*LISTED ENTRIES*
==*==
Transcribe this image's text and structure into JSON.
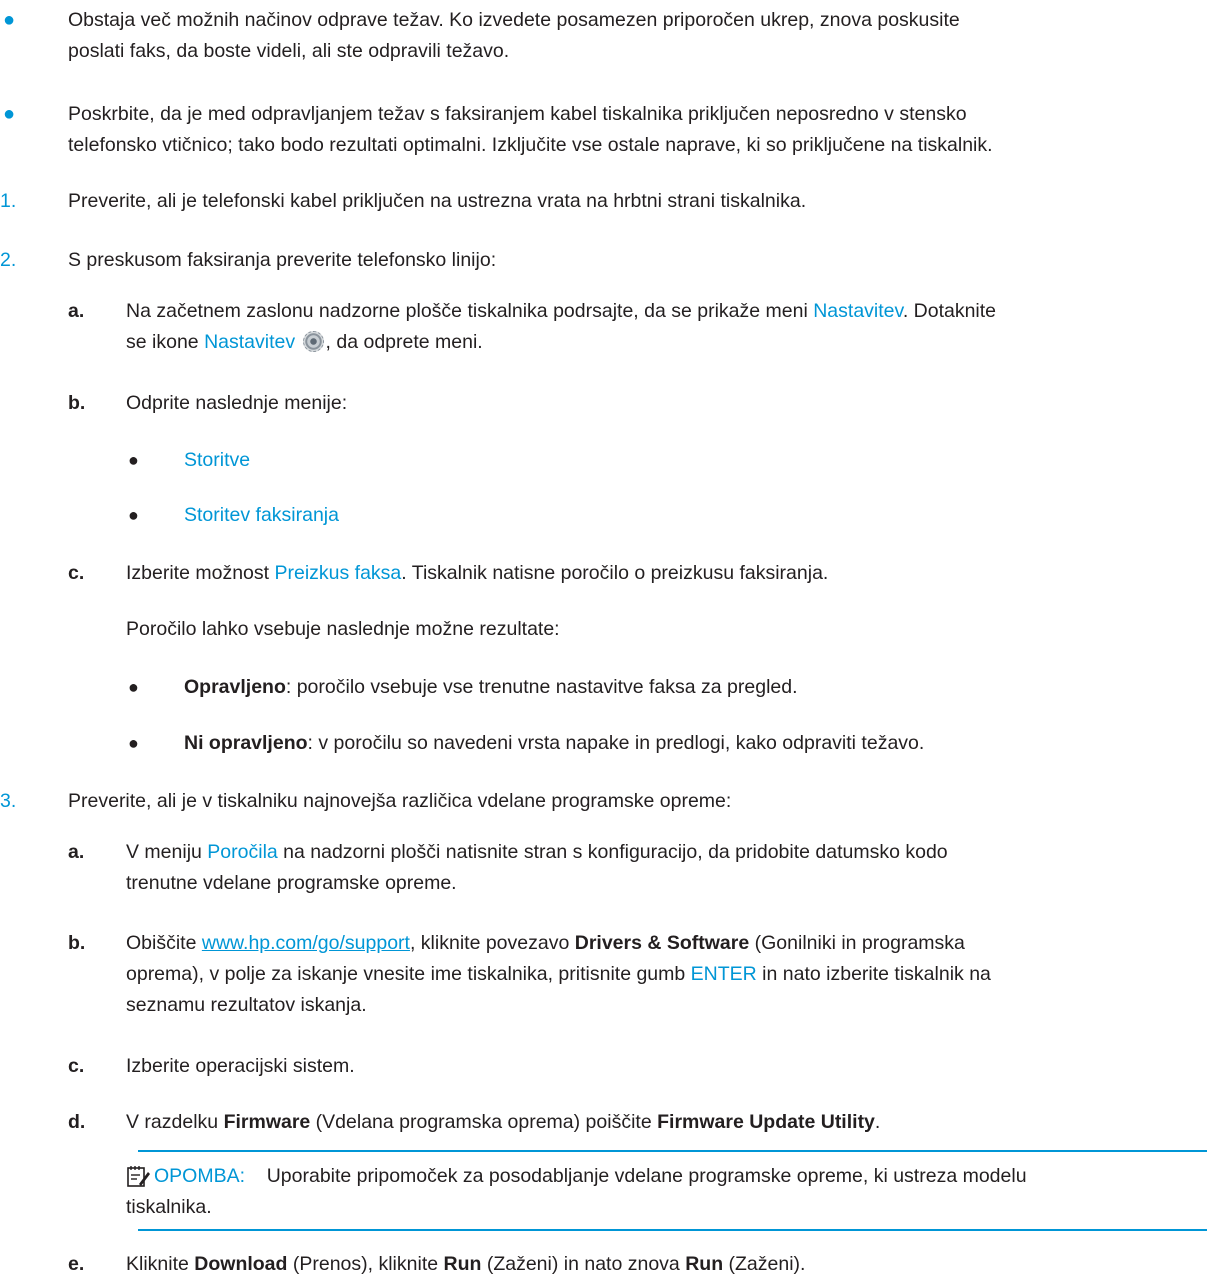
{
  "bullets": [
    {
      "l1": "Obstaja več možnih načinov odprave težav. Ko izvedete posamezen priporočen ukrep, znova poskusite",
      "l2": "poslati faks, da boste videli, ali ste odpravili težavo."
    },
    {
      "l1": "Poskrbite, da je med odpravljanjem težav s faksiranjem kabel tiskalnika priključen neposredno v stensko",
      "l2": "telefonsko vtičnico; tako bodo rezultati optimalni. Izključite vse ostale naprave, ki so priključene na tiskalnik."
    }
  ],
  "steps": {
    "s1": {
      "num": "1.",
      "text": "Preverite, ali je telefonski kabel priključen na ustrezna vrata na hrbtni strani tiskalnika."
    },
    "s2": {
      "num": "2.",
      "text": "S preskusom faksiranja preverite telefonsko linijo:",
      "a": {
        "letter": "a.",
        "l1_pre": "Na začetnem zaslonu nadzorne plošče tiskalnika podrsajte, da se prikaže meni ",
        "l1_link": "Nastavitev",
        "l1_post": ". Dotaknite",
        "l2_pre": "se ikone ",
        "l2_link": "Nastavitev",
        "l2_post": ", da odprete meni.",
        "icon": "settings-gear-icon"
      },
      "b": {
        "letter": "b.",
        "text": "Odprite naslednje menije:",
        "items": [
          "Storitve",
          "Storitev faksiranja"
        ]
      },
      "c": {
        "letter": "c.",
        "pre": "Izberite možnost ",
        "link": "Preizkus faksa",
        "post": ". Tiskalnik natisne poročilo o preizkusu faksiranja.",
        "para": "Poročilo lahko vsebuje naslednje možne rezultate:",
        "r1_bold": "Opravljeno",
        "r1_text": ": poročilo vsebuje vse trenutne nastavitve faksa za pregled.",
        "r2_bold": "Ni opravljeno",
        "r2_text": ": v poročilu so navedeni vrsta napake in predlogi, kako odpraviti težavo."
      }
    },
    "s3": {
      "num": "3.",
      "text": "Preverite, ali je v tiskalniku najnovejša različica vdelane programske opreme:",
      "a": {
        "letter": "a.",
        "pre": "V meniju ",
        "link": "Poročila",
        "post": " na nadzorni plošči natisnite stran s konfiguracijo, da pridobite datumsko kodo",
        "l2": "trenutne vdelane programske opreme."
      },
      "b": {
        "letter": "b.",
        "pre": "Obiščite ",
        "url": "www.hp.com/go/support",
        "mid": ", kliknite povezavo ",
        "bold": "Drivers & Software",
        "post": " (Gonilniki in programska",
        "l2_pre": "oprema), v polje za iskanje vnesite ime tiskalnika, pritisnite gumb ",
        "l2_link": "ENTER",
        "l2_post": " in nato izberite tiskalnik na",
        "l3": "seznamu rezultatov iskanja."
      },
      "c": {
        "letter": "c.",
        "text": "Izberite operacijski sistem."
      },
      "d": {
        "letter": "d.",
        "pre": "V razdelku ",
        "bold1": "Firmware",
        "mid": " (Vdelana programska oprema) poiščite ",
        "bold2": "Firmware Update Utility",
        "post": "."
      },
      "note": {
        "label": "OPOMBA:",
        "l1": "Uporabite pripomoček za posodabljanje vdelane programske opreme, ki ustreza modelu",
        "l2": "tiskalnika.",
        "icon": "note-icon"
      },
      "e": {
        "letter": "e.",
        "pre": "Kliknite ",
        "bold1": "Download",
        "t1": " (Prenos), kliknite ",
        "bold2": "Run",
        "t2": " (Zaženi) in nato znova ",
        "bold3": "Run",
        "t3": " (Zaženi)."
      }
    }
  },
  "colors": {
    "accent": "#0096d6",
    "text": "#231f20"
  }
}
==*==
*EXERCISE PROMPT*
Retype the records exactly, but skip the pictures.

*TASK SOLUTION*
Transcribe this image's text and structure into JSON.
{
  "bullets": [
    {
      "l1": "Obstaja več možnih načinov odprave težav. Ko izvedete posamezen priporočen ukrep, znova poskusite",
      "l2": "poslati faks, da boste videli, ali ste odpravili težavo."
    },
    {
      "l1": "Poskrbite, da je med odpravljanjem težav s faksiranjem kabel tiskalnika priključen neposredno v stensko",
      "l2": "telefonsko vtičnico; tako bodo rezultati optimalni. Izključite vse ostale naprave, ki so priključene na tiskalnik."
    }
  ],
  "steps": {
    "s1": {
      "num": "1.",
      "text": "Preverite, ali je telefonski kabel priključen na ustrezna vrata na hrbtni strani tiskalnika."
    },
    "s2": {
      "num": "2.",
      "text": "S preskusom faksiranja preverite telefonsko linijo:",
      "a": {
        "letter": "a.",
        "l1_pre": "Na začetnem zaslonu nadzorne plošče tiskalnika podrsajte, da se prikaže meni ",
        "l1_link": "Nastavitev",
        "l1_post": ". Dotaknite",
        "l2_pre": "se ikone ",
        "l2_link": "Nastavitev",
        "l2_post": ", da odprete meni.",
        "icon": "settings-gear-icon"
      },
      "b": {
        "letter": "b.",
        "text": "Odprite naslednje menije:",
        "items": [
          "Storitve",
          "Storitev faksiranja"
        ]
      },
      "c": {
        "letter": "c.",
        "pre": "Izberite možnost ",
        "link": "Preizkus faksa",
        "post": ". Tiskalnik natisne poročilo o preizkusu faksiranja.",
        "para": "Poročilo lahko vsebuje naslednje možne rezultate:",
        "r1_bold": "Opravljeno",
        "r1_text": ": poročilo vsebuje vse trenutne nastavitve faksa za pregled.",
        "r2_bold": "Ni opravljeno",
        "r2_text": ": v poročilu so navedeni vrsta napake in predlogi, kako odpraviti težavo."
      }
    },
    "s3": {
      "num": "3.",
      "text": "Preverite, ali je v tiskalniku najnovejša različica vdelane programske opreme:",
      "a": {
        "letter": "a.",
        "pre": "V meniju ",
        "link": "Poročila",
        "post": " na nadzorni plošči natisnite stran s konfiguracijo, da pridobite datumsko kodo",
        "l2": "trenutne vdelane programske opreme."
      },
      "b": {
        "letter": "b.",
        "pre": "Obiščite ",
        "url": "www.hp.com/go/support",
        "mid": ", kliknite povezavo ",
        "bold": "Drivers & Software",
        "post": " (Gonilniki in programska",
        "l2_pre": "oprema), v polje za iskanje vnesite ime tiskalnika, pritisnite gumb ",
        "l2_link": "ENTER",
        "l2_post": " in nato izberite tiskalnik na",
        "l3": "seznamu rezultatov iskanja."
      },
      "c": {
        "letter": "c.",
        "text": "Izberite operacijski sistem."
      },
      "d": {
        "letter": "d.",
        "pre": "V razdelku ",
        "bold1": "Firmware",
        "mid": " (Vdelana programska oprema) poiščite ",
        "bold2": "Firmware Update Utility",
        "post": "."
      },
      "note": {
        "label": "OPOMBA:",
        "l1": "Uporabite pripomoček za posodabljanje vdelane programske opreme, ki ustreza modelu",
        "l2": "tiskalnika.",
        "icon": "note-icon"
      },
      "e": {
        "letter": "e.",
        "pre": "Kliknite ",
        "bold1": "Download",
        "t1": " (Prenos), kliknite ",
        "bold2": "Run",
        "t2": " (Zaženi) in nato znova ",
        "bold3": "Run",
        "t3": " (Zaženi)."
      }
    }
  },
  "colors": {
    "accent": "#0096d6",
    "text": "#231f20"
  }
}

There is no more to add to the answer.